Tag Archives: equinox

Hiring frogs, fish and herons!

FloodZone 020817

Rain, rain, and more rain, followed by a little snow, then more rain, has kept the flood zone fluctuating, but definitely always a swamp. I keep waiting for some frogs to take up residence in our yard.  The swamp area is a little too shallow to be a fish pond, but it seems like it has potential!  It wouldn’t surprise me to see a great blue heron standing there one morning, but not likely.

As our latent winter, pseudo-spring has raised our temperatures into the milder zones, the ground is ultra soggy, and every shovel of soil weighs close to 3 bricks.  It is not a time for planting anything in our yard yet; instead it has been a time of digging up old, neglected, and sprawling shrubs; weeding, and pruning plants to enourage their new looks.  A time to clear the old and make space for new.

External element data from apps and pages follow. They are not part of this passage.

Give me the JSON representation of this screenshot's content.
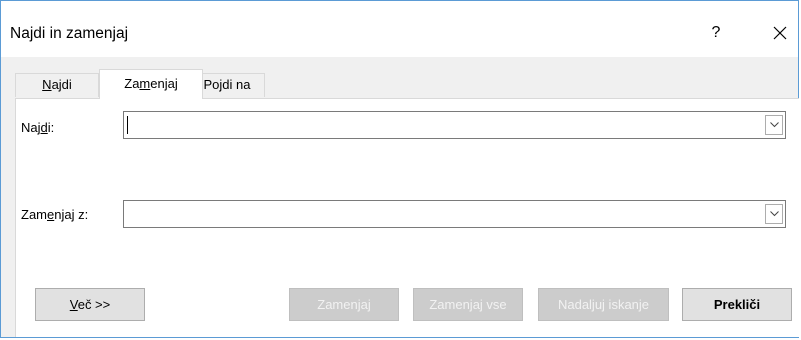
{
  "window": {
    "title": "Najdi in zamenjaj",
    "help_label": "?"
  },
  "tabs": [
    {
      "label_pre": "",
      "label_u": "N",
      "label_post": "ajdi",
      "active": false
    },
    {
      "label_pre": "Za",
      "label_u": "m",
      "label_post": "enjaj",
      "active": true
    },
    {
      "label_pre": "Pojdi na",
      "label_u": "",
      "label_post": "",
      "active": false
    }
  ],
  "find": {
    "label_pre": "Naj",
    "label_u": "d",
    "label_post": "i:",
    "value": ""
  },
  "replace": {
    "label_pre": "Zam",
    "label_u": "e",
    "label_post": "njaj z:",
    "value": ""
  },
  "buttons": {
    "more_u": "V",
    "more_rest": "eč >>",
    "replace": "Zamenjaj",
    "replace_all": "Zamenjaj vse",
    "find_next": "Nadaljuj iskanje",
    "cancel": "Prekliči"
  },
  "colors": {
    "window_border": "#5b9bd5",
    "disabled_button": "#cccccc",
    "dialog_background": "#f0f0f0"
  }
}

Cycles of equilibrium: the balancing of energetic elements; over-abundant rain to counter balance 2-3 years of uncanny drought.

While April plays its games of freaky weather, we wait and dream for gentler, warmer days in May, to dry us out a bit, and give us momentum to actually plant.

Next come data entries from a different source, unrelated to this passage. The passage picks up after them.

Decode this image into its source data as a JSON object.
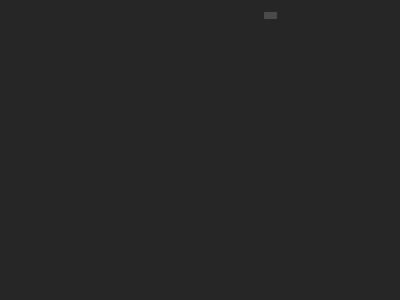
{
  "page": {
    "hint_text": "",
    "button_label": ""
  },
  "colors": {
    "background": "#262626",
    "button_bg": "#4a4a4a",
    "button_text": "#e6e6e6",
    "hint_text": "#9a9a9a"
  }
}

Kitties are taking more outings, too, weather permitting.  Juni definitely has spring fever, and likes to take her time scouting around the neighborhood, sometimes causing her mom some anxiety.  Aspen is reliable in hanging around the premises, preferring to keep an eye on his human’s activities.

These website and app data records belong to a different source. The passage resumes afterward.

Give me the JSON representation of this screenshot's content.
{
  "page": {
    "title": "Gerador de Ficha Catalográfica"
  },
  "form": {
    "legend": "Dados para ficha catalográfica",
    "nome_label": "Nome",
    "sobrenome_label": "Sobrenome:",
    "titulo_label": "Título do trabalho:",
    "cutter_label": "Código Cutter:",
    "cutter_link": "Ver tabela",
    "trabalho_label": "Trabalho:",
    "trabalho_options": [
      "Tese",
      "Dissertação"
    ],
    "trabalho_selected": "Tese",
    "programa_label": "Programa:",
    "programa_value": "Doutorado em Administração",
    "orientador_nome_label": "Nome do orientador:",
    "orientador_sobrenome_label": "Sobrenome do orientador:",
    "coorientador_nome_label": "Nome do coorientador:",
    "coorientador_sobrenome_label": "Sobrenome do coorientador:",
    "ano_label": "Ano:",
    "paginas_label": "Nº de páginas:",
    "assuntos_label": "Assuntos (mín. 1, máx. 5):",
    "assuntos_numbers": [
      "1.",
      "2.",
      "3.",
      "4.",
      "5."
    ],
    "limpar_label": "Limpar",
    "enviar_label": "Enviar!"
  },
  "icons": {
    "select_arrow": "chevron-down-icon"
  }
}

Spring has sprung in our part of the world! Time to admire the exquisite colors emerging all around us!

The Good, the Green, and the In Between

Now that fall officially has arrived we have seen some summer-like weather returning briefly.  No complaints!  Summer was just shortening up a bit too early in mid-September, so it seemed. But, nothing can be consistent; sprinkles invaded today, as I write.  Much of the house yard looks more relaxed for the moisture we’ve had; the cherry profusion zinnias are looking boldly pink again.  The sages ‘Pineapple’ and ‘Black & Blue’ are moving into full bloom, much to the delight of the hummingbirds.

 

Transitions- Sept 22 Equinox

 

Some actual ripe tomatoes have made their appearance, finally, having been discovered hiding under lush vegetation (now further cut back).  Fourteen pounds of ripe tomatoes, and 20 pounds of thinned back greenies and blushers in the last week is a definite improvement!

 

Beginning the tomato bounty-finally!

 

 

Classic fall! Ripening tomatoes and mildewy squash leaves

 

A nice picking of 5 large clusters of ‘Lakemont’ green seedless grapes from my second-year-ling has been a delightful surprise, and very tasty.  A good cultivar given the shiftier weather and less warmth needed to raise sugar content.  Looking forward to more next year!

 

A small but beautiful harvest of Lakemont seedless grapes off my first-year plant

 

Our ‘friend Bambi’ just returned a little over a week ago, though now I think he’s deterred.  Came with the change to cooler weather.  A few nibbles on the bush beans was the only damage in the CG (thank you!), sparing the lettuce seedlings in the next row.  After browsing all the leaves off my youngest columnar apple seedling, and half of the apricot, he continued more voracious sampling on a neighbor’s young apples, pears, and cherries.  Some netting and tree-bark rub downs with Irish Spring soap seems to be doing a good repelling job.

 

The ripening corner

 

Equinox equilibrium

We are entering one of my favorite times of the year, even if it means many plants are no longer in their prime.  It is the seasonal shift and natural waning of energy.  It is the fulcrum and midpoint between the longest and shortest days of the year; the day of the year when every place on earth experiences the same amount of day and night.  Indeed, we’ve noticed the darker mornings and shorter evenings over the last two to three weeks.  One can feel the garden’s slowing pulse, as many plants continue to ripen their fruits, almost as if in suspended animation.  Of course, there are other plants who rejoice at growing in cooler weather again, but it is not the logarithmic pace of spring and early summer.

Yet it is quite the paradox when the local temperature is trying to challenge a record high, more typical of summer, while the silver maples have branches of vivid red leaves!  Still, if one is attuned to energetics, 92° in late September is much more mellow heat than 92° in late July.  A very loud cricket has been keeping me company as I write, quite content that it is a warm evening.

My concerns that the supposed spaghetti squash might be imposters were assuaged after cutting one open and baking it.  The classic string texture was apparent upon scraping, and it was delicious, tossed with a bit of olive oil, garlic powder, salt, cherry tomatoes, and grated parmesan.  As a nice alternative to pasta, it is also tasty when mixed with pesto, though it takes a back seat to the pungent basil and garlic flavors.

Spaghetti squash galore!

Spaghetti squash galore!